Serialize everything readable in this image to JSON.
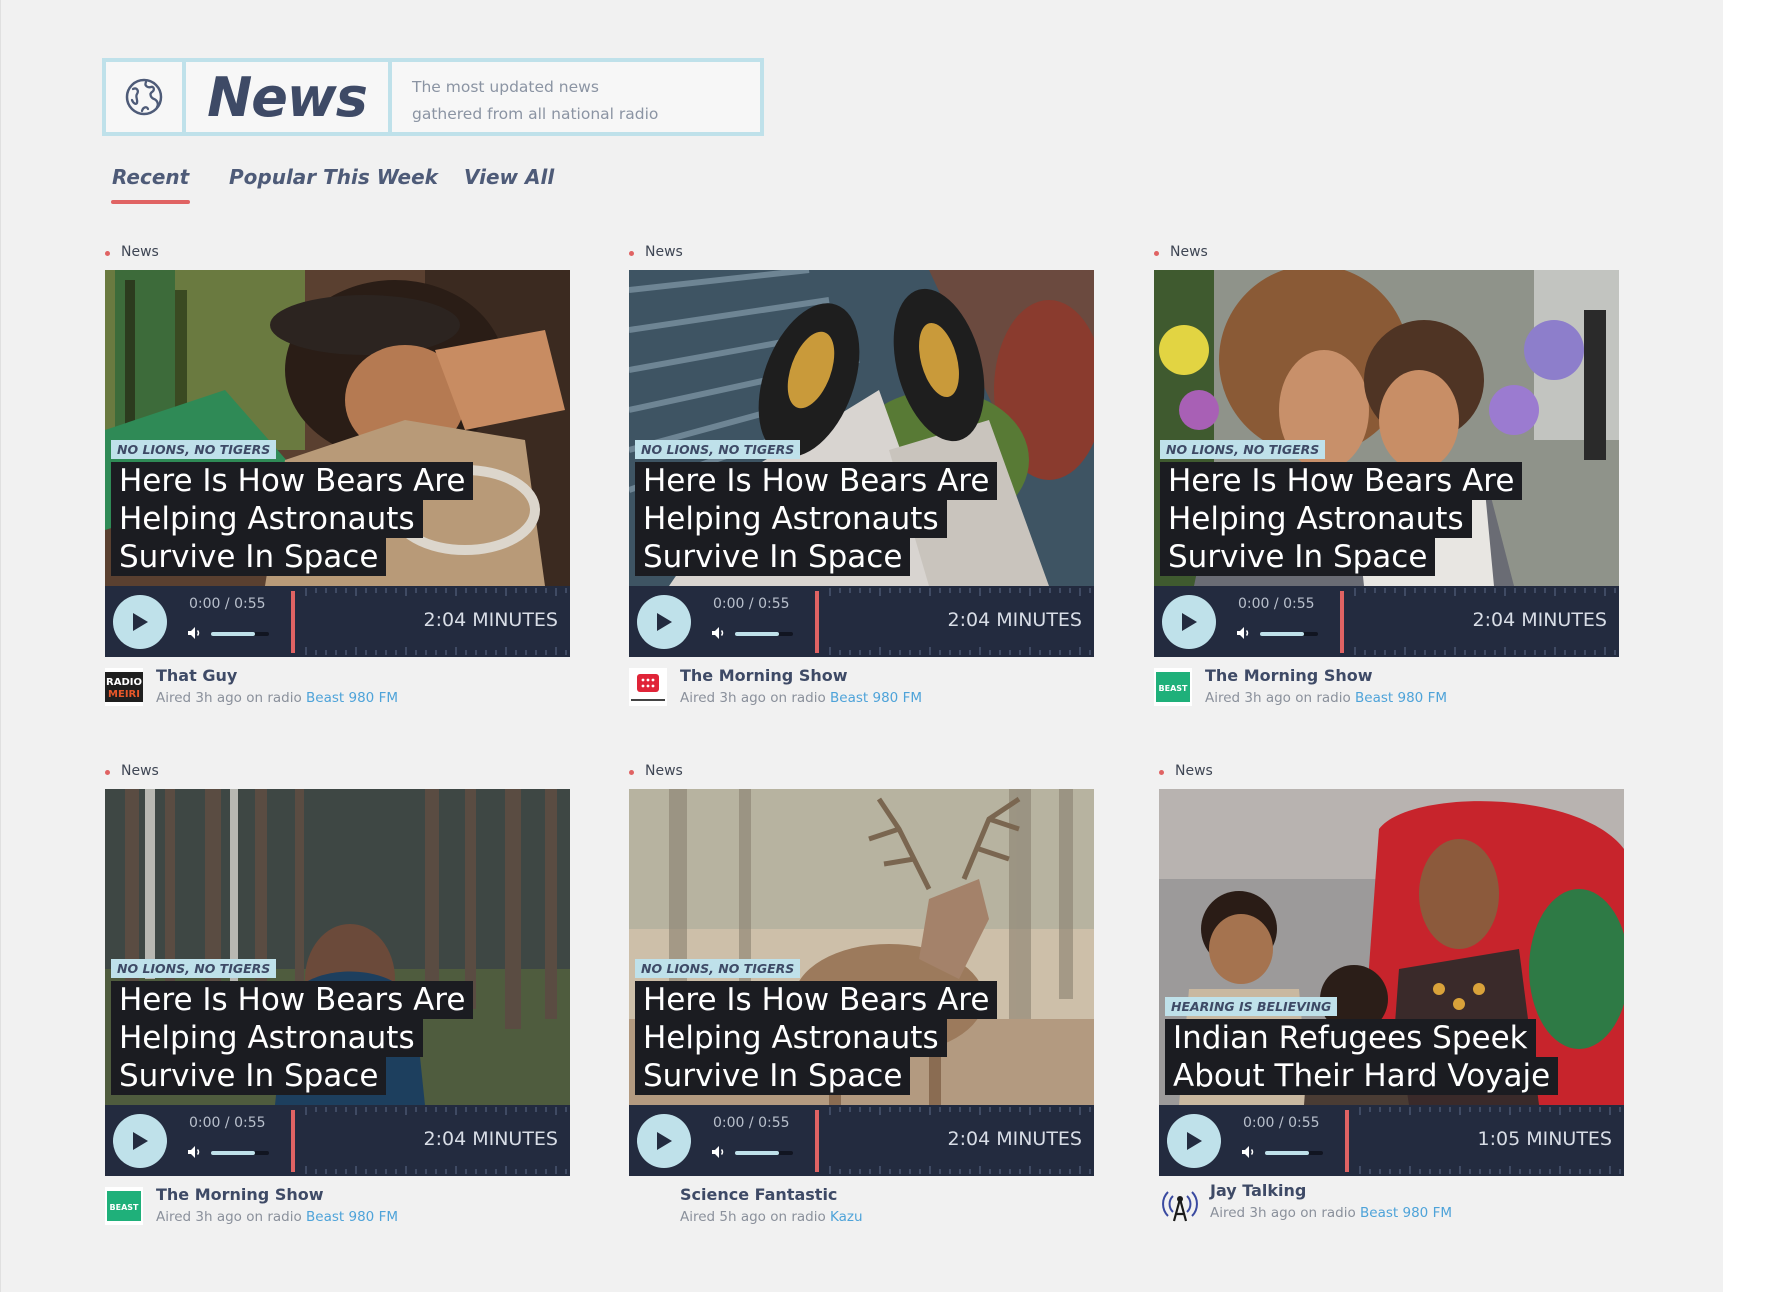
{
  "header": {
    "title": "News",
    "subtitle_line1": "The most updated news",
    "subtitle_line2": "gathered from all national radio",
    "icon": "globe-icon"
  },
  "tabs": [
    {
      "label": "Recent",
      "active": true
    },
    {
      "label": "Popular This Week",
      "active": false
    },
    {
      "label": "View All",
      "active": false
    }
  ],
  "colors": {
    "accent_red": "#e06363",
    "light_blue": "#bfe1ea",
    "navy": "#3e4a66",
    "player_bg": "#232b3f",
    "link_blue": "#4ea3d9"
  },
  "cards": [
    {
      "category": "News",
      "tag": "NO LIONS, NO TIGERS",
      "headline": [
        "Here Is How Bears Are",
        "Helping Astronauts",
        "Survive In Space"
      ],
      "current_time": "0:00",
      "total_time": "0:55",
      "duration": "2:04 MINUTES",
      "show": "That Guy",
      "aired_prefix": "Aired 3h ago on radio ",
      "station": "Beast 980 FM",
      "logo": "radio-meiri-logo",
      "volume": 0.75
    },
    {
      "category": "News",
      "tag": "NO LIONS, NO TIGERS",
      "headline": [
        "Here Is How Bears Are",
        "Helping Astronauts",
        "Survive In Space"
      ],
      "current_time": "0:00",
      "total_time": "0:55",
      "duration": "2:04 MINUTES",
      "show": "The Morning Show",
      "aired_prefix": "Aired 3h ago on radio ",
      "station": "Beast 980 FM",
      "logo": "red-radio-logo",
      "volume": 0.75
    },
    {
      "category": "News",
      "tag": "NO LIONS, NO TIGERS",
      "headline": [
        "Here Is How Bears Are",
        "Helping Astronauts",
        "Survive In Space"
      ],
      "current_time": "0:00",
      "total_time": "0:55",
      "duration": "2:04 MINUTES",
      "show": "The Morning Show",
      "aired_prefix": "Aired 3h ago on radio ",
      "station": "Beast 980 FM",
      "logo": "beast-green-logo",
      "volume": 0.75
    },
    {
      "category": "News",
      "tag": "NO LIONS, NO TIGERS",
      "headline": [
        "Here Is How Bears Are",
        "Helping Astronauts",
        "Survive In Space"
      ],
      "current_time": "0:00",
      "total_time": "0:55",
      "duration": "2:04 MINUTES",
      "show": "The Morning Show",
      "aired_prefix": "Aired 3h ago on radio ",
      "station": "Beast 980 FM",
      "logo": "beast-green-logo",
      "volume": 0.75
    },
    {
      "category": "News",
      "tag": "NO LIONS, NO TIGERS",
      "headline": [
        "Here Is How Bears Are",
        "Helping Astronauts",
        "Survive In Space"
      ],
      "current_time": "0:00",
      "total_time": "0:55",
      "duration": "2:04 MINUTES",
      "show": "Science Fantastic",
      "aired_prefix": "Aired 5h ago on radio ",
      "station": "Kazu",
      "logo": "none",
      "volume": 0.75
    },
    {
      "category": "News",
      "tag": "HEARING IS BELIEVING",
      "headline": [
        "Indian Refugees Speek",
        "About Their Hard Voyaje"
      ],
      "current_time": "0:00",
      "total_time": "0:55",
      "duration": "1:05 MINUTES",
      "show": "Jay Talking",
      "aired_prefix": "Aired 3h ago on radio ",
      "station": "Beast 980 FM",
      "logo": "antenna-logo",
      "volume": 0.75
    }
  ]
}
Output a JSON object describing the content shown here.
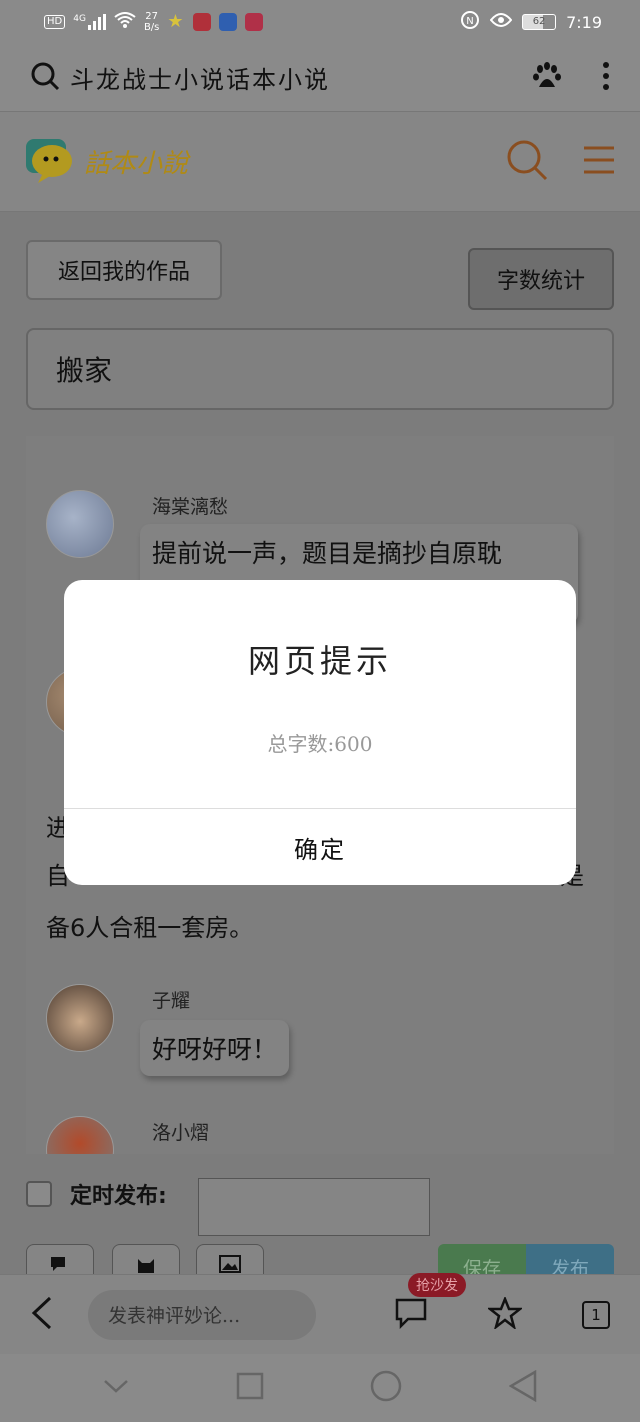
{
  "status_bar": {
    "hd": "HD",
    "signal": "4G",
    "net_speed_value": "27",
    "net_speed_unit": "B/s",
    "battery": "62",
    "time": "7:19"
  },
  "browser": {
    "search_query": "斗龙战士小说话本小说"
  },
  "site": {
    "logo_text": "話本小說"
  },
  "page": {
    "back_button": "返回我的作品",
    "wordcount_button": "字数统计",
    "title_value": "搬家",
    "messages": [
      {
        "user": "海棠漓愁",
        "text": "提前说一声，题目是摘抄自原耽"
      },
      {
        "user": "子耀",
        "text": "好呀好呀！"
      },
      {
        "user": "洛小熠",
        "text": ""
      }
    ],
    "paragraph_lines": [
      "进",
      "自",
      "备6人合租一套房。"
    ],
    "paragraph_tail": "是",
    "schedule_label": "定时发布:",
    "save_button": "保存",
    "publish_button": "发布"
  },
  "bottom_bar": {
    "comment_placeholder": "发表神评妙论...",
    "sofa_badge": "抢沙发",
    "tab_count": "1"
  },
  "dialog": {
    "title": "网页提示",
    "message": "总字数:600",
    "ok": "确定"
  }
}
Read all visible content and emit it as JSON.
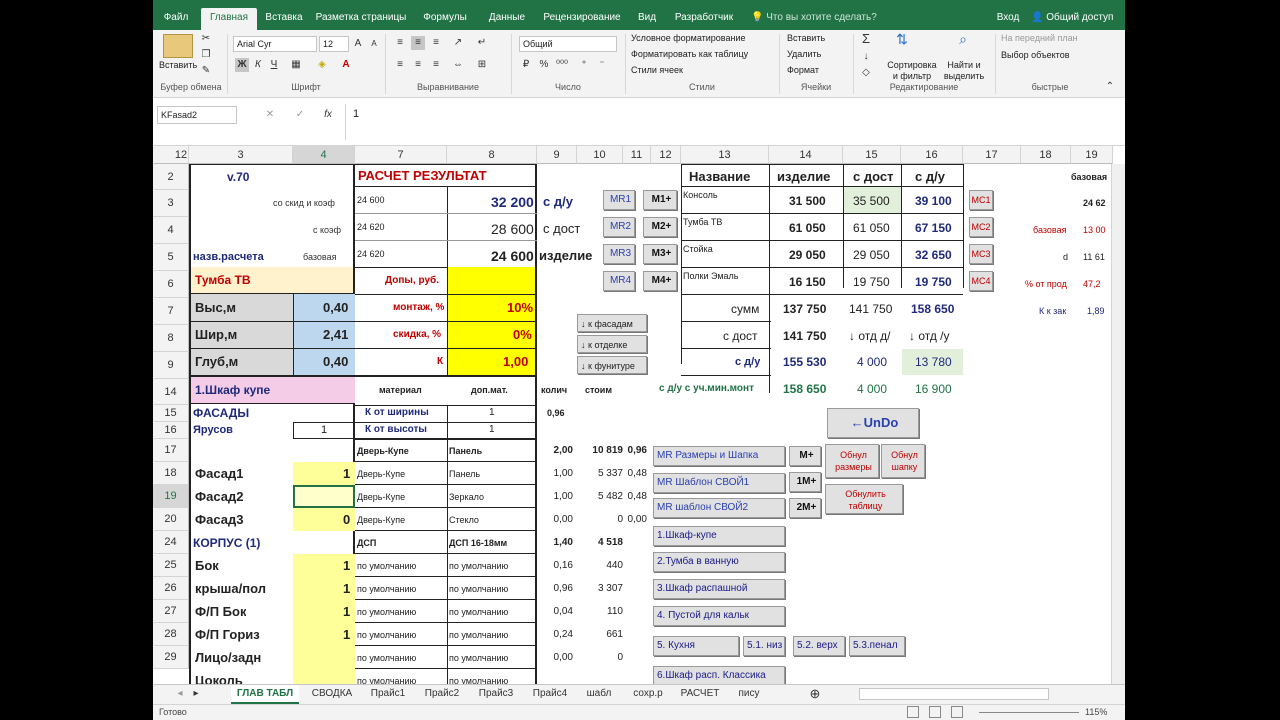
{
  "ribbon": {
    "tabs": [
      "Файл",
      "Главная",
      "Вставка",
      "Разметка страницы",
      "Формулы",
      "Данные",
      "Рецензирование",
      "Вид",
      "Разработчик"
    ],
    "tell_me": "Что вы хотите сделать?",
    "sign_in": "Вход",
    "share": "Общий доступ",
    "paste": "Вставить",
    "font": "Arial Cyr",
    "size": "12",
    "number_format": "Общий",
    "bold": "Ж",
    "italic": "К",
    "underline": "Ч",
    "cond_format": "Условное форматирование",
    "format_table": "Форматировать как таблицу",
    "cell_styles": "Стили ячеек",
    "insert": "Вставить",
    "delete": "Удалить",
    "format": "Формат",
    "sort": "Сортировка и фильтр",
    "find": "Найти и выделить",
    "front": "На передний план",
    "select_objects": "Выбор объектов",
    "groups": [
      "Буфер обмена",
      "Шрифт",
      "Выравнивание",
      "Число",
      "Стили",
      "Ячейки",
      "Редактирование",
      "быстрые"
    ]
  },
  "formula_bar": {
    "name_box": "KFasad2",
    "fx": "fx",
    "value": "1"
  },
  "columns": [
    "12",
    "3",
    "4",
    "7",
    "8",
    "9",
    "10",
    "11",
    "12",
    "13",
    "14",
    "15",
    "16",
    "17",
    "18",
    "19"
  ],
  "rows": [
    "2",
    "3",
    "4",
    "5",
    "6",
    "7",
    "8",
    "9",
    "14",
    "15",
    "16",
    "17",
    "18",
    "19",
    "20",
    "24",
    "25",
    "26",
    "27",
    "28",
    "29"
  ],
  "left": {
    "version": "v.70",
    "calc_name_label": "назв.расчета",
    "labels": [
      "со скид и коэф",
      "с коэф",
      "базовая"
    ],
    "item": "Тумба ТВ",
    "dims": [
      {
        "label": "Выс,м",
        "value": "0,40"
      },
      {
        "label": "Шир,м",
        "value": "2,41"
      },
      {
        "label": "Глуб,м",
        "value": "0,40"
      }
    ],
    "cabinet": "1.Шкаф купе",
    "facades": "ФАСАДЫ",
    "tiers": "Ярусов",
    "tiers_value": "1",
    "facade_rows": [
      {
        "label": "Фасад1",
        "value": "1"
      },
      {
        "label": "Фасад2",
        "value": ""
      },
      {
        "label": "Фасад3",
        "value": "0"
      }
    ],
    "body": "КОРПУС (1)",
    "body_rows": [
      {
        "label": "Бок",
        "value": "1"
      },
      {
        "label": "крыша/пол",
        "value": "1"
      },
      {
        "label": "Ф/П Бок",
        "value": "1"
      },
      {
        "label": "Ф/П Гориз",
        "value": "1"
      },
      {
        "label": "Лицо/задн",
        "value": ""
      },
      {
        "label": "Цоколь",
        "value": ""
      }
    ]
  },
  "result": {
    "title": "РАСЧЕТ РЕЗУЛЬТАТ",
    "small": [
      "24 600",
      "24 620",
      "24 620"
    ],
    "big": [
      "32 200",
      "28 600",
      "24 600"
    ],
    "tags": [
      "с д/у",
      "с дост",
      "изделие"
    ],
    "extras": "Допы, руб.",
    "install": "монтаж, %",
    "install_val": "10%",
    "discount": "скидка, %",
    "discount_val": "0%",
    "k": "К",
    "k_val": "1,00"
  },
  "mid": {
    "h_material": "материал",
    "h_addmat": "доп.мат.",
    "h_qty": "колич",
    "h_cost": "стоим",
    "k_width": "К от ширины",
    "k_width_val": "1",
    "k_width_n": "0,96",
    "k_height": "К от высоты",
    "k_height_val": "1",
    "r17": [
      "Дверь-Купе",
      "Панель",
      "2,00",
      "10 819",
      "0,96"
    ],
    "r18": [
      "Дверь-Купе",
      "Панель",
      "1,00",
      "5 337",
      "0,48"
    ],
    "r19": [
      "Дверь-Купе",
      "Зеркало",
      "1,00",
      "5 482",
      "0,48"
    ],
    "r20": [
      "Дверь-Купе",
      "Стекло",
      "0,00",
      "0",
      "0,00"
    ],
    "r24": [
      "ДСП",
      "ДСП 16-18мм",
      "1,40",
      "4 518",
      ""
    ],
    "r25": [
      "по умолчанию",
      "по умолчанию",
      "0,16",
      "440",
      ""
    ],
    "r26": [
      "по умолчанию",
      "по умолчанию",
      "0,96",
      "3 307",
      ""
    ],
    "r27": [
      "по умолчанию",
      "по умолчанию",
      "0,04",
      "110",
      ""
    ],
    "r28": [
      "по умолчанию",
      "по умолчанию",
      "0,24",
      "661",
      ""
    ],
    "r29": [
      "по умолчанию",
      "по умолчанию",
      "0,00",
      "0",
      ""
    ],
    "r30": [
      "по умолчанию",
      "по умолчанию",
      "",
      "",
      ""
    ]
  },
  "nav_buttons": [
    "↓ к фасадам",
    "↓ к отделке",
    "↓ к фунитуре"
  ],
  "mr_buttons": [
    "MR1",
    "MR2",
    "MR3",
    "MR4"
  ],
  "m_buttons": [
    "M1+",
    "M2+",
    "M3+",
    "M4+"
  ],
  "mc_buttons": [
    "MC1",
    "MC2",
    "MC3",
    "MC4"
  ],
  "table": {
    "headers": [
      "Название",
      "изделие",
      "с дост",
      "с д/у"
    ],
    "rows": [
      {
        "name": "Консоль",
        "a": "31 500",
        "b": "35 500",
        "c": "39 100"
      },
      {
        "name": "Тумба ТВ",
        "a": "61 050",
        "b": "61 050",
        "c": "67 150"
      },
      {
        "name": "Стойка",
        "a": "29 050",
        "b": "29 050",
        "c": "32 650"
      },
      {
        "name": "Полки Эмаль",
        "a": "16 150",
        "b": "19 750",
        "c": "19 750"
      }
    ],
    "sum_label": "сумм",
    "sum": [
      "137 750",
      "141 750",
      "158 650"
    ],
    "dost_label": "с дост",
    "dost": "141 750",
    "otd_d": "↓ отд д/",
    "otd_u": "↓ отд /у",
    "du_label": "с д/у",
    "du": [
      "155 530",
      "4 000",
      "13 780"
    ],
    "min_label": "с д/у с уч.мин.монт",
    "min": [
      "158 650",
      "4 000",
      "16 900"
    ]
  },
  "right": {
    "base": "базовая",
    "base_v": "24 62",
    "base2": "базовая",
    "base2_v": "13 00",
    "d": "d",
    "d_v": "11 61",
    "pct": "% от прод",
    "pct_v": "47,2",
    "kzak": "К к зак",
    "kzak_v": "1,89"
  },
  "buttons": {
    "undo": "←UnDo",
    "mr_sizes": "MR Размеры и Шапка",
    "mr_own": "MR Шаблон СВОЙ1",
    "mr_own2": "MR шаблон СВОЙ2",
    "mplus": "M+",
    "m1": "1M+",
    "m2": "2M+",
    "reset_sizes": "Обнул размеры",
    "reset_head": "Обнул шапку",
    "reset_table": "Обнулить таблицу",
    "t1": "1.Шкаф-купе",
    "t2": "2.Тумба в ванную",
    "t3": "3.Шкаф распашной",
    "t4": "4. Пустой для кальк",
    "t5": "5. Кухня",
    "t51": "5.1. низ",
    "t52": "5.2. верх",
    "t53": "5.3.пенал",
    "t6": "6.Шкаф расп. Классика"
  },
  "sheet_tabs": [
    "ГЛАВ ТАБЛ",
    "СВОДКА",
    "Прайс1",
    "Прайс2",
    "Прайс3",
    "Прайс4",
    "шабл",
    "сохр.р",
    "РАСЧЕТ",
    "пису"
  ],
  "status": {
    "ready": "Готово",
    "zoom": "115%"
  }
}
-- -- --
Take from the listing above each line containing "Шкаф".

■ RESPONSE TO THIS EXERCISE:
    "cabinet": "1.Шкаф купе",
    "t1": "1.Шкаф-купе",
    "t3": "3.Шкаф распашной",
    "t6": "6.Шкаф расп. Классика"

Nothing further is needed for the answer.